_WHAT TO DO_. Return the records in full, exactly as given.

━━ RECORDS SHOWN

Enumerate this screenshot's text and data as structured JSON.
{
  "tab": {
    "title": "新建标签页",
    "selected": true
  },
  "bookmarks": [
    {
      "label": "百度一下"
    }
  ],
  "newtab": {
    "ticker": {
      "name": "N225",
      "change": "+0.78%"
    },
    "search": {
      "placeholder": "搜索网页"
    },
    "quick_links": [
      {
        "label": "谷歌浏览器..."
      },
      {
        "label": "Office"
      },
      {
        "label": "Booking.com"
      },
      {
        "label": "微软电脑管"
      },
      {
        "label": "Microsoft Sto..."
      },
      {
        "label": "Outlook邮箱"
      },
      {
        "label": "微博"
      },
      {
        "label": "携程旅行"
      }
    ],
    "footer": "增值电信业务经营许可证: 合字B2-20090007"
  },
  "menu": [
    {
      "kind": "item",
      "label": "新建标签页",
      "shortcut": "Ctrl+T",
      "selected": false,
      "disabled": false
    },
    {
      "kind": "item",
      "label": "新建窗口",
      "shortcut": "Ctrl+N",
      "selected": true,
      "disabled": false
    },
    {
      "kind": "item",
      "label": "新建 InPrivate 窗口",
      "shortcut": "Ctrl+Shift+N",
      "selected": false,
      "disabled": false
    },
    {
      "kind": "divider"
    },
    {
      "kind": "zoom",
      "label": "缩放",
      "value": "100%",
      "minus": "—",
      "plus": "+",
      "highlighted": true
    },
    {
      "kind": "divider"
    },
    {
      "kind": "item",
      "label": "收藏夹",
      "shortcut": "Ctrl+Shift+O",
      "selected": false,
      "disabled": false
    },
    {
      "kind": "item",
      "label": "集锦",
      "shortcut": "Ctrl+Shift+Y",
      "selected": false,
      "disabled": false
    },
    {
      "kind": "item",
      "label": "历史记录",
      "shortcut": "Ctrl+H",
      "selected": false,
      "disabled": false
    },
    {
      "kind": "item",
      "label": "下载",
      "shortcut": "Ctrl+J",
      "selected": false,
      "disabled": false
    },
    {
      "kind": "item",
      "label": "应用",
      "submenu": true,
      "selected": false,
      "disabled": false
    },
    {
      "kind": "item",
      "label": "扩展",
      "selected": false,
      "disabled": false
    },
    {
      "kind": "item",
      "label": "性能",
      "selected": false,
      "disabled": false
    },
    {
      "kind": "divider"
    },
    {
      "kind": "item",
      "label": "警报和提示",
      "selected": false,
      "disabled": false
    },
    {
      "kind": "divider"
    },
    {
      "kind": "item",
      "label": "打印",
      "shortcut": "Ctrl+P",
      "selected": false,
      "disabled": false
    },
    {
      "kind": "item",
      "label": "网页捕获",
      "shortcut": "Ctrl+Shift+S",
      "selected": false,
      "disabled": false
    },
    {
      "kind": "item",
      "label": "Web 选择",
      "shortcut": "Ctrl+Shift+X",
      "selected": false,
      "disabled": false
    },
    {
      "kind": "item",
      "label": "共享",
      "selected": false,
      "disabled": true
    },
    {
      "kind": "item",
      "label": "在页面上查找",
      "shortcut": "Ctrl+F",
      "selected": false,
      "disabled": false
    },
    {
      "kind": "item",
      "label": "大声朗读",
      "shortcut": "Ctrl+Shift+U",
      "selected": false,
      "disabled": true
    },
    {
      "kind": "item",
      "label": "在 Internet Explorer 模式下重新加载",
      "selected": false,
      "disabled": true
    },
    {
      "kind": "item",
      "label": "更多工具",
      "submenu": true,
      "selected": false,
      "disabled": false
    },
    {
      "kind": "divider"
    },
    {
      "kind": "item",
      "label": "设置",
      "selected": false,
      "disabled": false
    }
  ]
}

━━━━

_SOLUTION TO THIS EXERCISE_.
Enumerate this screenshot's text and data as structured JSON.
{
  "tab": {
    "title": "新建标签页",
    "selected": true
  },
  "bookmarks": [
    {
      "label": "百度一下"
    }
  ],
  "newtab": {
    "ticker": {
      "name": "N225",
      "change": "+0.78%"
    },
    "search": {
      "placeholder": "搜索网页"
    },
    "quick_links": [
      {
        "label": "谷歌浏览器..."
      },
      {
        "label": "Office"
      },
      {
        "label": "Booking.com"
      },
      {
        "label": "微软电脑管"
      },
      {
        "label": "Microsoft Sto..."
      },
      {
        "label": "Outlook邮箱"
      },
      {
        "label": "微博"
      },
      {
        "label": "携程旅行"
      }
    ],
    "footer": "增值电信业务经营许可证: 合字B2-20090007"
  },
  "menu": [
    {
      "kind": "item",
      "label": "新建标签页",
      "shortcut": "Ctrl+T",
      "selected": false,
      "disabled": false
    },
    {
      "kind": "item",
      "label": "新建窗口",
      "shortcut": "Ctrl+N",
      "selected": true,
      "disabled": false
    },
    {
      "kind": "item",
      "label": "新建 InPrivate 窗口",
      "shortcut": "Ctrl+Shift+N",
      "selected": false,
      "disabled": false
    },
    {
      "kind": "divider"
    },
    {
      "kind": "zoom",
      "label": "缩放",
      "value": "100%",
      "minus": "—",
      "plus": "+",
      "highlighted": true
    },
    {
      "kind": "divider"
    },
    {
      "kind": "item",
      "label": "收藏夹",
      "shortcut": "Ctrl+Shift+O",
      "selected": false,
      "disabled": false
    },
    {
      "kind": "item",
      "label": "集锦",
      "shortcut": "Ctrl+Shift+Y",
      "selected": false,
      "disabled": false
    },
    {
      "kind": "item",
      "label": "历史记录",
      "shortcut": "Ctrl+H",
      "selected": false,
      "disabled": false
    },
    {
      "kind": "item",
      "label": "下载",
      "shortcut": "Ctrl+J",
      "selected": false,
      "disabled": false
    },
    {
      "kind": "item",
      "label": "应用",
      "submenu": true,
      "selected": false,
      "disabled": false
    },
    {
      "kind": "item",
      "label": "扩展",
      "selected": false,
      "disabled": false
    },
    {
      "kind": "item",
      "label": "性能",
      "selected": false,
      "disabled": false
    },
    {
      "kind": "divider"
    },
    {
      "kind": "item",
      "label": "警报和提示",
      "selected": false,
      "disabled": false
    },
    {
      "kind": "divider"
    },
    {
      "kind": "item",
      "label": "打印",
      "shortcut": "Ctrl+P",
      "selected": false,
      "disabled": false
    },
    {
      "kind": "item",
      "label": "网页捕获",
      "shortcut": "Ctrl+Shift+S",
      "selected": false,
      "disabled": false
    },
    {
      "kind": "item",
      "label": "Web 选择",
      "shortcut": "Ctrl+Shift+X",
      "selected": false,
      "disabled": false
    },
    {
      "kind": "item",
      "label": "共享",
      "selected": false,
      "disabled": true
    },
    {
      "kind": "item",
      "label": "在页面上查找",
      "shortcut": "Ctrl+F",
      "selected": false,
      "disabled": false
    },
    {
      "kind": "item",
      "label": "大声朗读",
      "shortcut": "Ctrl+Shift+U",
      "selected": false,
      "disabled": true
    },
    {
      "kind": "item",
      "label": "在 Internet Explorer 模式下重新加载",
      "selected": false,
      "disabled": true
    },
    {
      "kind": "item",
      "label": "更多工具",
      "submenu": true,
      "selected": false,
      "disabled": false
    },
    {
      "kind": "divider"
    },
    {
      "kind": "item",
      "label": "设置",
      "selected": false,
      "disabled": false
    }
  ]
}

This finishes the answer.